However, a couple of hours later it was a noticeably more nervous Cowen who was greeted by a standing ovation from the crowd packed into the ballroom of the College of Physicians. It was his first formal press conference as leader-elect of Fianna Fail, and like a child warned not to fidget during Mass, he sat motionless for the first half, fielding the questions fluently but cagily. When he finally began to relax and throw a few shapes to illustrate his points, the relieved click-click of camera shutters went into frenzy.
"Welcome to the media spotlight," offered one reporter, all innocent politeness. Cowen smiled wryly.

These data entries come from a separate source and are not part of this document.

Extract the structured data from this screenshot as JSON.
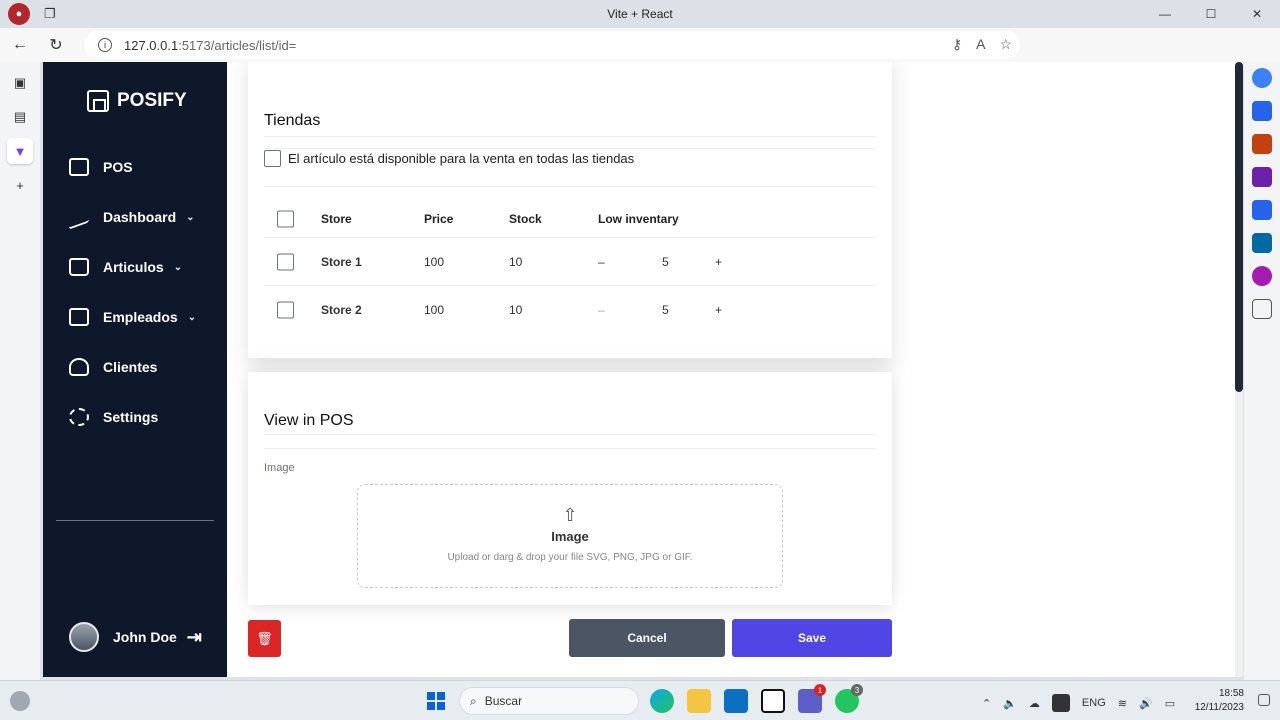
{
  "browser": {
    "title": "Vite + React",
    "url_host": "127.0.0.1",
    "url_path": ":5173/articles/list/id="
  },
  "sidebar": {
    "brand": "POSIFY",
    "items": [
      {
        "label": "POS",
        "icon": "store-icon",
        "chevron": false
      },
      {
        "label": "Dashboard",
        "icon": "chart-icon",
        "chevron": true
      },
      {
        "label": "Articulos",
        "icon": "bag-icon",
        "chevron": true
      },
      {
        "label": "Empleados",
        "icon": "id-card-icon",
        "chevron": true
      },
      {
        "label": "Clientes",
        "icon": "user-icon",
        "chevron": false
      },
      {
        "label": "Settings",
        "icon": "gear-icon",
        "chevron": false
      }
    ],
    "user_name": "John Doe"
  },
  "stores_section": {
    "title": "Tiendas",
    "all_stores_label": "El artículo está disponible para la venta en todas las tiendas",
    "columns": [
      "Store",
      "Price",
      "Stock",
      "Low inventary"
    ],
    "rows": [
      {
        "store": "Store 1",
        "price": "100",
        "stock": "10",
        "minus": "–",
        "low": "5",
        "plus": "+"
      },
      {
        "store": "Store 2",
        "price": "100",
        "stock": "10",
        "minus": "–",
        "low": "5",
        "plus": "+"
      }
    ]
  },
  "pos_section": {
    "title": "View in POS",
    "image_label": "Image",
    "dropzone_title": "Image",
    "dropzone_hint": "Upload or darg & drop your file SVG, PNG, JPG or GIF."
  },
  "actions": {
    "cancel": "Cancel",
    "save": "Save"
  },
  "taskbar": {
    "search_placeholder": "Buscar",
    "lang": "ENG",
    "time": "18:58",
    "date": "12/11/2023",
    "teams_badge": "1",
    "whatsapp_badge": "3"
  }
}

For he knows he's well and truly spotlit now. As a sociable soul who is fond of his gargle, he is smart enough to know that a front-page picture of him in full Rabelaisian cry wouldn't exactly help his transition from Biffo to statesman.
He was asked about how he felt about becoming Taoiseach in the era of camera-phones and citizen journalism. "I'm about to take on the biggest political job in the country," he told RTE's Sean O'Rourke. "I recognise there's a few things that I'll have to reshape, to put it that way, and I'll do that. Not to the extent that you won't recognise me when you see me," he added spiritedly.
Despite Labour leader Eamon Gilmore's comment yesterday that there would be "no honeymoon" for Brian, it's likely that he will have a bit of a breathing-space to figure out how he will approach the gig of Taoiseach. Everyone in the Cabinet is his pal until he announces the new appointments, and judging by the lusty roars on the plinth during the photoshoot, the parliamentary party regard him as a bit of a rock star.
It's still the rehearsal really. The spotlight goes on full blast when he steps into the chamber as Taoiseach on May 7. Then we'll see if he can reach for the stars.
BRIAN COWEN says he is excited by the challenge, but daunted by the responsibility of becoming Taoiseach and leader of Fianna Fail. Brian Lenihan, who may or may not be the next Tanaiste, stated yesterday that his colleague is lucky to have four years to prove himself as Taoiseach, unlike some of his predecessors, who faced general elections within months of their appointment.